Population Growth in India and the Challenges
- According to the UN’s World Population Prospects 2019 report, India is projected to become the most populous country by 2027 surpassing China and host 1.64 billion people by 2050. The fertility rate in the country still lies in the range of 2.1-4.
- It would be a challenge to achieve optimal fertility rate in states such as Bihar, Uttar Pradesh, Haryana, Madhya Pradesh, Jharkhand, and Chhattisgarh — which have higher fertility rate as per Sample Registration System data.
- India’s low literacy rate and poor skilling of human capital will turn demographic dividend into a burden. There will be a need to spend more on education, healthcare system, grow more food, and to add capacity to basic infrastructures, such as roads, transport, electricity, and sewage to provide a minimum quality of life to every citizen.
- As per India Ageing Report 2017 by the United Nations Population Fund (UNFPA) the share of the population over the age of 60 could increase from 8% in 2015 to 19% in 2050. India will have to spend more on their health along with geriatric care.
- In the face of an increasing population, unequal distribution of income and inequalities within the country would be a possible outcome.

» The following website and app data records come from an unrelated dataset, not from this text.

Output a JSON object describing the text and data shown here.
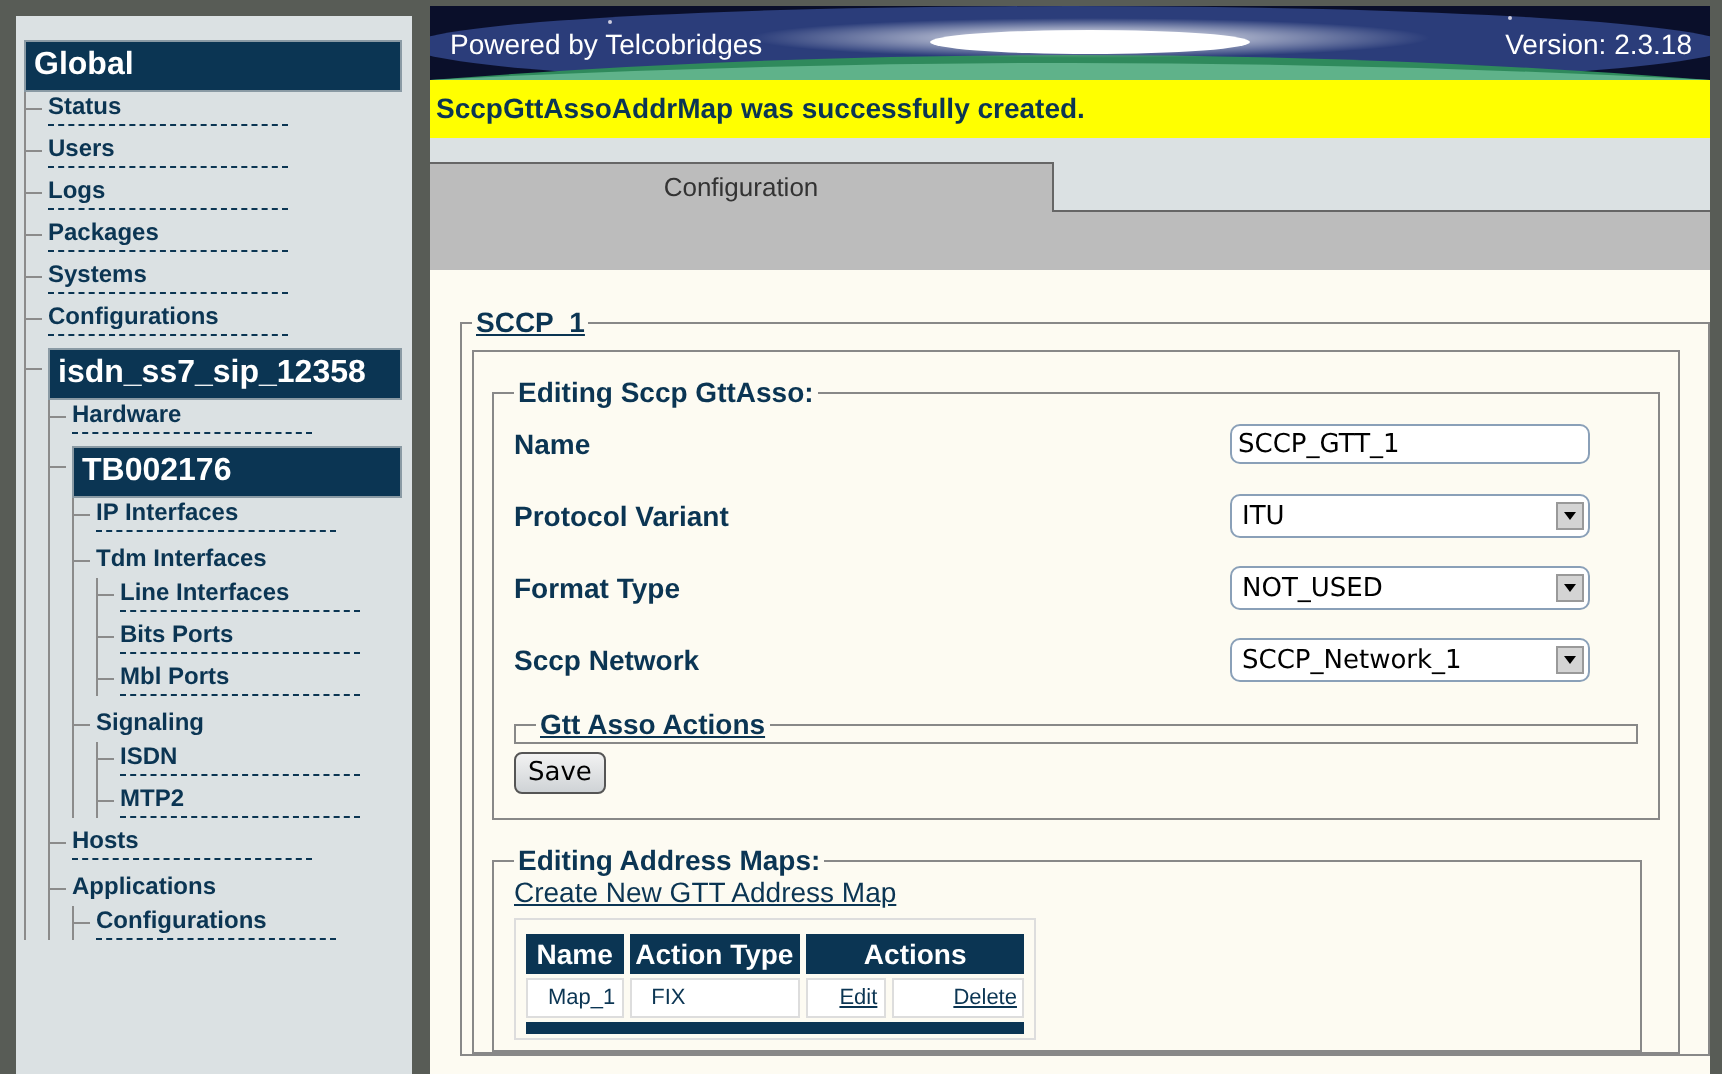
{
  "sidebar": {
    "tree": [
      {
        "label": "Global",
        "kind": "header",
        "children": [
          {
            "label": "Status",
            "kind": "link"
          },
          {
            "label": "Users",
            "kind": "link"
          },
          {
            "label": "Logs",
            "kind": "link"
          },
          {
            "label": "Packages",
            "kind": "link"
          },
          {
            "label": "Systems",
            "kind": "link"
          },
          {
            "label": "Configurations",
            "kind": "link"
          },
          {
            "label": "isdn_ss7_sip_12358",
            "kind": "header",
            "children": [
              {
                "label": "Hardware",
                "kind": "link"
              },
              {
                "label": "TB002176",
                "kind": "header",
                "children": [
                  {
                    "label": "IP Interfaces",
                    "kind": "link"
                  },
                  {
                    "label": "Tdm Interfaces",
                    "kind": "group",
                    "children": [
                      {
                        "label": "Line Interfaces",
                        "kind": "link"
                      },
                      {
                        "label": "Bits Ports",
                        "kind": "link"
                      },
                      {
                        "label": "Mbl Ports",
                        "kind": "link"
                      }
                    ]
                  },
                  {
                    "label": "Signaling",
                    "kind": "group",
                    "children": [
                      {
                        "label": "ISDN",
                        "kind": "link"
                      },
                      {
                        "label": "MTP2",
                        "kind": "link"
                      }
                    ]
                  }
                ]
              },
              {
                "label": "Hosts",
                "kind": "link"
              },
              {
                "label": "Applications",
                "kind": "group",
                "children": [
                  {
                    "label": "Configurations",
                    "kind": "link"
                  }
                ]
              }
            ]
          }
        ]
      }
    ]
  },
  "banner": {
    "left": "Powered by Telcobridges",
    "right": "Version: 2.3.18"
  },
  "notice": "SccpGttAssoAddrMap was successfully created.",
  "tabs": [
    {
      "label": "Configuration",
      "selected": true
    }
  ],
  "section": {
    "title": "SCCP_1",
    "form": {
      "title": "Editing Sccp GttAsso:",
      "fields": [
        {
          "label": "Name",
          "kind": "text",
          "value": "SCCP_GTT_1"
        },
        {
          "label": "Protocol Variant",
          "kind": "select",
          "value": "ITU"
        },
        {
          "label": "Format Type",
          "kind": "select",
          "value": "NOT_USED"
        },
        {
          "label": "Sccp Network",
          "kind": "select",
          "value": "SCCP_Network_1"
        }
      ],
      "actions_title": "Gtt Asso Actions",
      "save": "Save"
    },
    "maps": {
      "title": "Editing Address Maps:",
      "create_link": "Create New GTT Address Map",
      "table": {
        "columns": [
          "Name",
          "Action Type",
          "Actions"
        ],
        "rows": [
          {
            "name": "Map_1",
            "action_type": "FIX",
            "edit": "Edit",
            "delete": "Delete"
          }
        ]
      }
    }
  }
}
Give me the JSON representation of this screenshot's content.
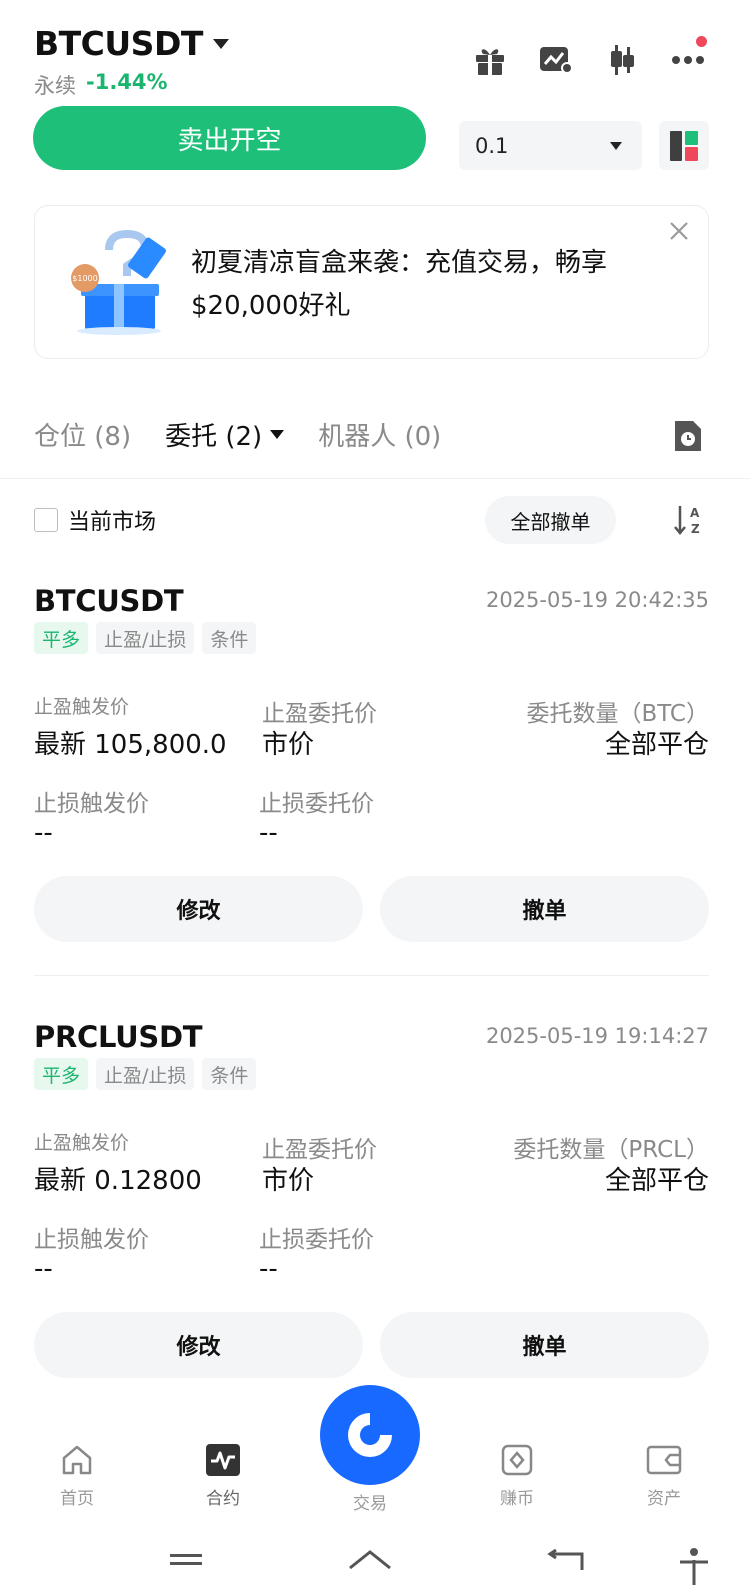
{
  "header": {
    "symbol": "BTCUSDT",
    "contract_type": "永续",
    "change": "-1.44%"
  },
  "trade_bar": {
    "sell_label": "卖出开空",
    "quantity": "0.1"
  },
  "banner": {
    "text": "初夏清凉盲盒来袭：充值交易，畅享$20,000好礼",
    "coin_text": "$1000"
  },
  "tabs": [
    {
      "label": "仓位 (8)"
    },
    {
      "label": "委托 (2)"
    },
    {
      "label": "机器人 (0)"
    }
  ],
  "filter": {
    "current_market_label": "当前市场",
    "cancel_all_label": "全部撤单"
  },
  "orders": [
    {
      "pair": "BTCUSDT",
      "time": "2025-05-19 20:42:35",
      "tags": [
        "平多",
        "止盈/止损",
        "条件"
      ],
      "tp_trigger_label": "止盈触发价",
      "tp_trigger_value": "最新 105,800.0",
      "tp_price_label": "止盈委托价",
      "tp_price_value": "市价",
      "qty_label": "委托数量（BTC）",
      "qty_value": "全部平仓",
      "sl_trigger_label": "止损触发价",
      "sl_trigger_value": "--",
      "sl_price_label": "止损委托价",
      "sl_price_value": "--",
      "modify_label": "修改",
      "cancel_label": "撤单"
    },
    {
      "pair": "PRCLUSDT",
      "time": "2025-05-19 19:14:27",
      "tags": [
        "平多",
        "止盈/止损",
        "条件"
      ],
      "tp_trigger_label": "止盈触发价",
      "tp_trigger_value": "最新 0.12800",
      "tp_price_label": "止盈委托价",
      "tp_price_value": "市价",
      "qty_label": "委托数量（PRCL）",
      "qty_value": "全部平仓",
      "sl_trigger_label": "止损触发价",
      "sl_trigger_value": "--",
      "sl_price_label": "止损委托价",
      "sl_price_value": "--",
      "modify_label": "修改",
      "cancel_label": "撤单"
    }
  ],
  "bottom_nav": [
    {
      "label": "首页",
      "icon": "home-icon"
    },
    {
      "label": "合约",
      "icon": "contract-chart-icon"
    },
    {
      "label": "交易",
      "icon": "trade-logo-icon"
    },
    {
      "label": "赚币",
      "icon": "earn-icon"
    },
    {
      "label": "资产",
      "icon": "wallet-icon"
    }
  ],
  "colors": {
    "green": "#1dbf79",
    "red": "#f0485b",
    "brand_blue": "#1769ff"
  }
}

How does China’s and India’s growth fare?
- China and India started rebuilding their economies as independent nations in the 1950s, with India having a greater structural advantage.
- Both economies struggled after the initial euphoria and faced tremendous challenges in tackling a burgeoning population and a very poor growth rate.
- Excessive government control, corruption and civil dissatisfaction were proving to be a serious menace in both.
- In 1978, after the death of Mao, China liberalised its economy, by inviting foreign capital and promoting its coastal areas for investment. Agriculture was freed from state control and “One-child policy’ was introduced to reduce population in China.
- India took to liberalisation in 1991 after an economic crisis and grew at around an impressive 8% per annum from then. India incentivised capital-intensive industries and missed focusing on job creation in the initial years and India’s policy of reserving many goods for the MSME sector and the regressive labour policies inhibited free business. Only an effective 4.7% of India’s GDP was invested whereas the need was at least 6.5%, which was 8.5% in China’s case.
- With a $2.5 trillion economy compared to China’s $12.5 trillion economy (the 2nd largest in absolute terms and the largest in PPP terms) – India is currently way behind China.
-Source: The Hindu